We had a brief power failure Monday, a small inconvenience compared to what was being reported elsewhere along the trail of Hurricane Irene. I spent some time cleaning up storm litter and tying up wind-dashed plants. It was nice to be out in the sun for a change.
Not having a car, I did not get around to see what Irene wreaked, but there was plenty of coverage by others in the city. With power off at lots of stores, I hope people will be careful with food purchases. If something smells funny, take it back or discard it.
From all accounts, city employees did a great job of clearing the streets of fallen trees, though there were detours due to flooding. It would be interesting to get a summary of how things went in the overall storm response by the city, maybe at the Sept. 6 City Council meeting. UPDATE: A summary is posted on the city web site.
Some odd accommodations had to be made during the hurricane.
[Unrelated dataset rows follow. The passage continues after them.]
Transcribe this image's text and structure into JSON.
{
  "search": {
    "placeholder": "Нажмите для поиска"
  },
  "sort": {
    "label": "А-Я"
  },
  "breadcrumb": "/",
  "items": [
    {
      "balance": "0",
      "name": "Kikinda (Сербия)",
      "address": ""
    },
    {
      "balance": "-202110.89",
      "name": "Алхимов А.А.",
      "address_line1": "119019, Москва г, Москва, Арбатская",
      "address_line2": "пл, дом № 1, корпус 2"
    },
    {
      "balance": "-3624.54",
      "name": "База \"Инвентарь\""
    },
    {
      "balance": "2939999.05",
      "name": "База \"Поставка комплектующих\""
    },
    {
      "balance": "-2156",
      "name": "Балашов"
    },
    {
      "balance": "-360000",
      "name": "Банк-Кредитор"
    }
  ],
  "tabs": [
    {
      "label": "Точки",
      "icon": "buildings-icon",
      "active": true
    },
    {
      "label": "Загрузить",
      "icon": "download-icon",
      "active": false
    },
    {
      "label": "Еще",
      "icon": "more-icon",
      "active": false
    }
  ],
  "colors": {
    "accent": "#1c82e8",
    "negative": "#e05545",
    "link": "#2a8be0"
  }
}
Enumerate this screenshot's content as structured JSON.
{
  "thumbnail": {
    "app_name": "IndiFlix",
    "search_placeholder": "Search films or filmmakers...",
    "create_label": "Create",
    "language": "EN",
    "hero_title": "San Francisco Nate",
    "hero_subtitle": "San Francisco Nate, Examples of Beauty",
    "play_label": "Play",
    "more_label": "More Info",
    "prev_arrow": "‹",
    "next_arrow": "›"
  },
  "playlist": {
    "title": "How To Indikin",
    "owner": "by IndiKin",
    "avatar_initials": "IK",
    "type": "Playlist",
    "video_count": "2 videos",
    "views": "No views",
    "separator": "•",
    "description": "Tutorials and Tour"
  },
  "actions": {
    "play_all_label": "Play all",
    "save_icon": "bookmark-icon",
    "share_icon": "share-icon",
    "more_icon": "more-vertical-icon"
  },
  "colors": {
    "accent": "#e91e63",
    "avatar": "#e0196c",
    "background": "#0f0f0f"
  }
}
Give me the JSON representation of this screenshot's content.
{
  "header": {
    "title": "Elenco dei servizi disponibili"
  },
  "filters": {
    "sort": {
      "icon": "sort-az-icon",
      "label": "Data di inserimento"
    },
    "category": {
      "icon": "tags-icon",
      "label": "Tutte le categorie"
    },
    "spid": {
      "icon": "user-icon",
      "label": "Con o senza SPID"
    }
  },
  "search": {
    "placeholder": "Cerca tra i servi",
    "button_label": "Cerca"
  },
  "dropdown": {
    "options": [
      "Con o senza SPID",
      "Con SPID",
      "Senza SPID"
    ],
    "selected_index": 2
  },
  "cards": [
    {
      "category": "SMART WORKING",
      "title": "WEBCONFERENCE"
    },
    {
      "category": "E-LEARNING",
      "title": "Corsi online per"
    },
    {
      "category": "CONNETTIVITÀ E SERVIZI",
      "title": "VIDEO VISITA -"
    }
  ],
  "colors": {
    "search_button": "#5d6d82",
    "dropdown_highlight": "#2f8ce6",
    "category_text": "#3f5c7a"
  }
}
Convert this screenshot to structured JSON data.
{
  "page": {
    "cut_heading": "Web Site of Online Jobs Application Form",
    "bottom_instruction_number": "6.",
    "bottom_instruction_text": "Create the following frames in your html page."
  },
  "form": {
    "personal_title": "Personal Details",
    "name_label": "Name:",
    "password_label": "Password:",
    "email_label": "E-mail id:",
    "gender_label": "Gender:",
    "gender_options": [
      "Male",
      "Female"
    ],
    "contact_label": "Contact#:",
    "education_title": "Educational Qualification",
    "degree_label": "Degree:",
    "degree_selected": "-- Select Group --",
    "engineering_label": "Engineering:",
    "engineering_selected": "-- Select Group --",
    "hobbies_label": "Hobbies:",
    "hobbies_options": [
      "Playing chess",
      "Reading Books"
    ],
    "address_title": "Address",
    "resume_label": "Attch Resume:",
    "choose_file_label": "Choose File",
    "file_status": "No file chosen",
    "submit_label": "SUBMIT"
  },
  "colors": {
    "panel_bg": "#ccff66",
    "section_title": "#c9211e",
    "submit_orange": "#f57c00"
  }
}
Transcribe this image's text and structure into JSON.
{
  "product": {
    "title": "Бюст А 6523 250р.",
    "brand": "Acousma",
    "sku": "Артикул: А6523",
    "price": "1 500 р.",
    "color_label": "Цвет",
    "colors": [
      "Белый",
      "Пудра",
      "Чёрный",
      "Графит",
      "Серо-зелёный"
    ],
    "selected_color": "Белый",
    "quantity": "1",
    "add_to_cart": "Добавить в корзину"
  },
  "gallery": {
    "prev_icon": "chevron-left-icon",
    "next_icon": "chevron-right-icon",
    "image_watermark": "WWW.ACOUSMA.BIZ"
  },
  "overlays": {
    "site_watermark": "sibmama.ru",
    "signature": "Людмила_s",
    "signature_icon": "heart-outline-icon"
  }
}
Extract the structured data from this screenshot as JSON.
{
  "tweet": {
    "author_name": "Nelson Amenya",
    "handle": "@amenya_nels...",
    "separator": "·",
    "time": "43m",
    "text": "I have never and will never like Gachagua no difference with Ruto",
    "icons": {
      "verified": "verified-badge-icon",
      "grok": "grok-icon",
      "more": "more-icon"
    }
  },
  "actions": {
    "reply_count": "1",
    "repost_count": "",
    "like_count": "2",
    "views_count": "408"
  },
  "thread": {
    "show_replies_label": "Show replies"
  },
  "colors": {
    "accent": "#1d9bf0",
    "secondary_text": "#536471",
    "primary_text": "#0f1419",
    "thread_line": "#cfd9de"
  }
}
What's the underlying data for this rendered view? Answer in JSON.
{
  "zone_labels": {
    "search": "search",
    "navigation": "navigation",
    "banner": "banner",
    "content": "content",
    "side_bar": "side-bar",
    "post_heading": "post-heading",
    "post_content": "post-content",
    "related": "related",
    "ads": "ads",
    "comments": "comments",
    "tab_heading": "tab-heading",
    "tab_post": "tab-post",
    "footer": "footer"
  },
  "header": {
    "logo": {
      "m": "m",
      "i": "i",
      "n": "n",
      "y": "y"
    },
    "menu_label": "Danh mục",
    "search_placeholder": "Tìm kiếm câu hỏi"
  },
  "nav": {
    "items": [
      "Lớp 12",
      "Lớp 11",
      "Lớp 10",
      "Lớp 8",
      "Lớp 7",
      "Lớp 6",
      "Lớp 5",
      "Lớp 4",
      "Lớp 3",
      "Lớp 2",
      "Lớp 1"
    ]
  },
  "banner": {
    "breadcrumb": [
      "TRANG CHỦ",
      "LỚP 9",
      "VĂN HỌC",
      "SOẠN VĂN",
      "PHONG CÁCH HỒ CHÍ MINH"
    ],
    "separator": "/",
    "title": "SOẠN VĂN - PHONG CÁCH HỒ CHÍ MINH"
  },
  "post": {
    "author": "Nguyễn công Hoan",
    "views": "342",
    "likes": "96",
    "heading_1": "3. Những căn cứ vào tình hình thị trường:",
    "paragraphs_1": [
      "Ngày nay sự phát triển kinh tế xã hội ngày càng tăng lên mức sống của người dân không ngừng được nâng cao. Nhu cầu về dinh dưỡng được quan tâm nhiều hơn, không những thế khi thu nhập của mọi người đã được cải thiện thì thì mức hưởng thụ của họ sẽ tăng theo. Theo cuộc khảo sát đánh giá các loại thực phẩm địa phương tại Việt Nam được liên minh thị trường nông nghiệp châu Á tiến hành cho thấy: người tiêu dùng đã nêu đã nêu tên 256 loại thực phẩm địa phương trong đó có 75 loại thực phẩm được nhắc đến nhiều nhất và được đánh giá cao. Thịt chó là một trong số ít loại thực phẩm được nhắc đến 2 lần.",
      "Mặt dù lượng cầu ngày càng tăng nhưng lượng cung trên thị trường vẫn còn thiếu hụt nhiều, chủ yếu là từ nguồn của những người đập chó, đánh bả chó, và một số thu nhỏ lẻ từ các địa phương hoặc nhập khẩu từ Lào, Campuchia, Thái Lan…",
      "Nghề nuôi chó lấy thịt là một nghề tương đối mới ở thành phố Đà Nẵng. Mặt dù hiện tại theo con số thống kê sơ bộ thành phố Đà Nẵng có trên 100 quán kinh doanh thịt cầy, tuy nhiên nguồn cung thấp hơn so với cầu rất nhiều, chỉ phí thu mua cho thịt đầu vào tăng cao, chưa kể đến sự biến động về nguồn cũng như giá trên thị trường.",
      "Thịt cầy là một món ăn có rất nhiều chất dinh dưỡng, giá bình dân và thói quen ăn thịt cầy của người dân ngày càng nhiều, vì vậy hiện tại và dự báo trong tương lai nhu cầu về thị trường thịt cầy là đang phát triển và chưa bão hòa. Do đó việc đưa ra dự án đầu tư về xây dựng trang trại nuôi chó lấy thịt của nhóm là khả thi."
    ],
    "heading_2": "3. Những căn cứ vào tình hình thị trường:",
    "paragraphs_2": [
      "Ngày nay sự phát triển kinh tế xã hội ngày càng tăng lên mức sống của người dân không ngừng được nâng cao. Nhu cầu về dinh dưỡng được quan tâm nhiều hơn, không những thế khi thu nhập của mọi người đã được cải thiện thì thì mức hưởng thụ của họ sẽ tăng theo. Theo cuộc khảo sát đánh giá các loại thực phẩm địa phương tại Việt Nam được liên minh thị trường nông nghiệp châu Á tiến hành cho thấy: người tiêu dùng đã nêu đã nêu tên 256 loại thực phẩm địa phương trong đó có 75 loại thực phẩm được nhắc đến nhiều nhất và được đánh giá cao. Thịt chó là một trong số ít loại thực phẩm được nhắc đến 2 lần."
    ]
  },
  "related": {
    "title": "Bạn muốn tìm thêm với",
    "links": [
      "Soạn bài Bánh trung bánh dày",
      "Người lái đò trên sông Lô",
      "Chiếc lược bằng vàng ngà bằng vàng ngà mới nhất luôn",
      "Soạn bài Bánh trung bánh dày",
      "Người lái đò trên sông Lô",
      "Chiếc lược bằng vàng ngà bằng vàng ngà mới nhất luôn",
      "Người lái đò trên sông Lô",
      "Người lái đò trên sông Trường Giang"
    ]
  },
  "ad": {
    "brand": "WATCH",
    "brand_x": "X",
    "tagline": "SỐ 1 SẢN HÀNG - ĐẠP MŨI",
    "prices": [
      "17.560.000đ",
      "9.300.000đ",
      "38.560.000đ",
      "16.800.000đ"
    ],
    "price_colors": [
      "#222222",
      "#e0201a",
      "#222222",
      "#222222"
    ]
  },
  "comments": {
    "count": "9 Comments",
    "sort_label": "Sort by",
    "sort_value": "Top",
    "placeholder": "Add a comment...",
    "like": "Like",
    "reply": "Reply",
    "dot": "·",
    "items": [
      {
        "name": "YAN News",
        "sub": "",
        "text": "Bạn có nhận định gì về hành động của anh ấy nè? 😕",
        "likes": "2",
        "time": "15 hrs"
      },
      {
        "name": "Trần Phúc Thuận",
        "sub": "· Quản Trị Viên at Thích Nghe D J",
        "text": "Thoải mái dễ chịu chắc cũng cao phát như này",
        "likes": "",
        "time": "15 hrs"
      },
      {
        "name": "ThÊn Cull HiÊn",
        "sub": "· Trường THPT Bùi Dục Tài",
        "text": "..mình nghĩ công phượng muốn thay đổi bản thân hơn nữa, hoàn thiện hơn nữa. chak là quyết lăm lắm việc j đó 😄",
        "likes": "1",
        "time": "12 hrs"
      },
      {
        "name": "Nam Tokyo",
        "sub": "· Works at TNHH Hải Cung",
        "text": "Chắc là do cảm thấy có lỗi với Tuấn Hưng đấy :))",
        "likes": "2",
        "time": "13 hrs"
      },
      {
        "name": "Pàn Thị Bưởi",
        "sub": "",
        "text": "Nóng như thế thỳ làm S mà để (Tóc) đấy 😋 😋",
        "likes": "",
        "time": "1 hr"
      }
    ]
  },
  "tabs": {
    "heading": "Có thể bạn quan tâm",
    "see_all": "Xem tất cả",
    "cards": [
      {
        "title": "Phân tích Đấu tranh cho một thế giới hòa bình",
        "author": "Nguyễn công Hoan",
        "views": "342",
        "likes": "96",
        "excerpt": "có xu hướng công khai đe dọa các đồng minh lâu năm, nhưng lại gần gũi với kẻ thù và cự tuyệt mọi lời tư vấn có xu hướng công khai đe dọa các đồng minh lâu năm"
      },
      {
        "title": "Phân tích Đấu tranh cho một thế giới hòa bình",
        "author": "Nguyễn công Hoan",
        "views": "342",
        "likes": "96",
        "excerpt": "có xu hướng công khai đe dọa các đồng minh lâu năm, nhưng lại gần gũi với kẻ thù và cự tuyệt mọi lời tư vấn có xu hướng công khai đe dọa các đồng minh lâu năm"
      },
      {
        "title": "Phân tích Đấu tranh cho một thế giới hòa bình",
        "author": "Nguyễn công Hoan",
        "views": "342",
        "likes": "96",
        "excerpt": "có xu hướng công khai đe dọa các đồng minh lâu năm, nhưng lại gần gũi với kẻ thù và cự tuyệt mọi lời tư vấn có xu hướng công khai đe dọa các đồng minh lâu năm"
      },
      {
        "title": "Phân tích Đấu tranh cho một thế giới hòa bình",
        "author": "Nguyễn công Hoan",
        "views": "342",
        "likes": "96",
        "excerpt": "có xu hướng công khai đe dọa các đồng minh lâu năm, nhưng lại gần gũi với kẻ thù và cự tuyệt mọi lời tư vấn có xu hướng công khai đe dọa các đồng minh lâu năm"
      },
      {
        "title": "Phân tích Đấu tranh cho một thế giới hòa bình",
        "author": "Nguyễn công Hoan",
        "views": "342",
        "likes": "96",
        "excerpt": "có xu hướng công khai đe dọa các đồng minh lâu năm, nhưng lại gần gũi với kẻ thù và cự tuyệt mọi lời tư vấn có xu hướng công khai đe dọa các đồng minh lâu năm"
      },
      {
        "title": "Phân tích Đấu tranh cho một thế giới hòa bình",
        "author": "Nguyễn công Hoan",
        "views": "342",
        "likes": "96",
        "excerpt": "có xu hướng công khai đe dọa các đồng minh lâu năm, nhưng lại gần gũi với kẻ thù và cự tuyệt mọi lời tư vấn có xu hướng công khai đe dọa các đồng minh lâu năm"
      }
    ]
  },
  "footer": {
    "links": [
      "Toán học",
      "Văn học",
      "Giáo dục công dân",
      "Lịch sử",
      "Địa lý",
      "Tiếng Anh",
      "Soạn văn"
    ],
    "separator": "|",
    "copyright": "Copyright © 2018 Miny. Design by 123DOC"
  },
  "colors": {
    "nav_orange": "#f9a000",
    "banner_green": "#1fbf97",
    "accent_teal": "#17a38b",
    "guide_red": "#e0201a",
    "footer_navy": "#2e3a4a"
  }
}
Because the WBAI radio studio was in Zone A in New York City, it was shut down and programming originated from Los Angeles at a sister station. Information on local East Coast conditions was collected and disseminated and the moderator took calls from people in the hurricane's path, including one from a Plainfielder.
For many householders, the after-effects of the hurricane will continue for days to come. Certainly the commentary on whether it was overblown or understated in the news will continue. The best use of the media after it passed, we thought, was giving practical information on storm assistance and travel. Many lives were turned upside down by the lack of public transportation and updates were invaluable.
Calamity, past and present, is dominating the public discourse this week with the anniversary of Hurricane Katrina and plans to commemorate 9-11, world turmoil, and the East Coast earthquake followed by Irene. The 1939 call to "keep calm and carry on" still has relevance for us today.